Records for processing section start
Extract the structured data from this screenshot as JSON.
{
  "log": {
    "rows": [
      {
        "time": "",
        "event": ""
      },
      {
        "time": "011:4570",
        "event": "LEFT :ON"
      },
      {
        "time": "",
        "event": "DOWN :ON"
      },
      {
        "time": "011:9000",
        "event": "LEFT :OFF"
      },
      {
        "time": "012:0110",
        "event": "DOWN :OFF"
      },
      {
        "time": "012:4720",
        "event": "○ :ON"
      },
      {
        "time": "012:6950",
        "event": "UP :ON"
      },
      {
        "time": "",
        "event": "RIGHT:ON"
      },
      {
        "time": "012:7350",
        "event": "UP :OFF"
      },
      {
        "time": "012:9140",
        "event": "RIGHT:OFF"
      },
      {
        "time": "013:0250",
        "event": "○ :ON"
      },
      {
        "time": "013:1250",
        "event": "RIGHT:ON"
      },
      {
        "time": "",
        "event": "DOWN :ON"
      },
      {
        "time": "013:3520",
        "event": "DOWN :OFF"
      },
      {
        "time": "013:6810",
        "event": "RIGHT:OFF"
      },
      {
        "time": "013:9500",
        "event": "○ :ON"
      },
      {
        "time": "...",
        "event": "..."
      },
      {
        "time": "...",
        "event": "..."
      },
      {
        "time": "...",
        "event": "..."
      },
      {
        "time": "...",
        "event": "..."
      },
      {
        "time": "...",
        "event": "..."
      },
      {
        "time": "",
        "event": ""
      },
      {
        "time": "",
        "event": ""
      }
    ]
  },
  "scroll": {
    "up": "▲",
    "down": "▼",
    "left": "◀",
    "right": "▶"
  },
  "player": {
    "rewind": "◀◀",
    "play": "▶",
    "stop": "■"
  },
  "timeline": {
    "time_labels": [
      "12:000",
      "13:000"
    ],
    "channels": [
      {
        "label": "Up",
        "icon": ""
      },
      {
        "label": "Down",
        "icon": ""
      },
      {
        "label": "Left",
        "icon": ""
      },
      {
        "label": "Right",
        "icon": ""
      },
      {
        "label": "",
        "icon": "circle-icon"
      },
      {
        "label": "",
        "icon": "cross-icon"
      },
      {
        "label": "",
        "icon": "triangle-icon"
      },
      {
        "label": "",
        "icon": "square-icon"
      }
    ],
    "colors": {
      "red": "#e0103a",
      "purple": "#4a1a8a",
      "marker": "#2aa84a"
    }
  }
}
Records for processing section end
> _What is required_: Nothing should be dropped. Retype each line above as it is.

> _Written reply_:
Extract the structured data from this screenshot as JSON.
{
  "log": {
    "rows": [
      {
        "time": "",
        "event": ""
      },
      {
        "time": "011:4570",
        "event": "LEFT :ON"
      },
      {
        "time": "",
        "event": "DOWN :ON"
      },
      {
        "time": "011:9000",
        "event": "LEFT :OFF"
      },
      {
        "time": "012:0110",
        "event": "DOWN :OFF"
      },
      {
        "time": "012:4720",
        "event": "○ :ON"
      },
      {
        "time": "012:6950",
        "event": "UP :ON"
      },
      {
        "time": "",
        "event": "RIGHT:ON"
      },
      {
        "time": "012:7350",
        "event": "UP :OFF"
      },
      {
        "time": "012:9140",
        "event": "RIGHT:OFF"
      },
      {
        "time": "013:0250",
        "event": "○ :ON"
      },
      {
        "time": "013:1250",
        "event": "RIGHT:ON"
      },
      {
        "time": "",
        "event": "DOWN :ON"
      },
      {
        "time": "013:3520",
        "event": "DOWN :OFF"
      },
      {
        "time": "013:6810",
        "event": "RIGHT:OFF"
      },
      {
        "time": "013:9500",
        "event": "○ :ON"
      },
      {
        "time": "...",
        "event": "..."
      },
      {
        "time": "...",
        "event": "..."
      },
      {
        "time": "...",
        "event": "..."
      },
      {
        "time": "...",
        "event": "..."
      },
      {
        "time": "...",
        "event": "..."
      },
      {
        "time": "",
        "event": ""
      },
      {
        "time": "",
        "event": ""
      }
    ]
  },
  "scroll": {
    "up": "▲",
    "down": "▼",
    "left": "◀",
    "right": "▶"
  },
  "player": {
    "rewind": "◀◀",
    "play": "▶",
    "stop": "■"
  },
  "timeline": {
    "time_labels": [
      "12:000",
      "13:000"
    ],
    "channels": [
      {
        "label": "Up",
        "icon": ""
      },
      {
        "label": "Down",
        "icon": ""
      },
      {
        "label": "Left",
        "icon": ""
      },
      {
        "label": "Right",
        "icon": ""
      },
      {
        "label": "",
        "icon": "circle-icon"
      },
      {
        "label": "",
        "icon": "cross-icon"
      },
      {
        "label": "",
        "icon": "triangle-icon"
      },
      {
        "label": "",
        "icon": "square-icon"
      }
    ],
    "colors": {
      "red": "#e0103a",
      "purple": "#4a1a8a",
      "marker": "#2aa84a"
    }
  }
}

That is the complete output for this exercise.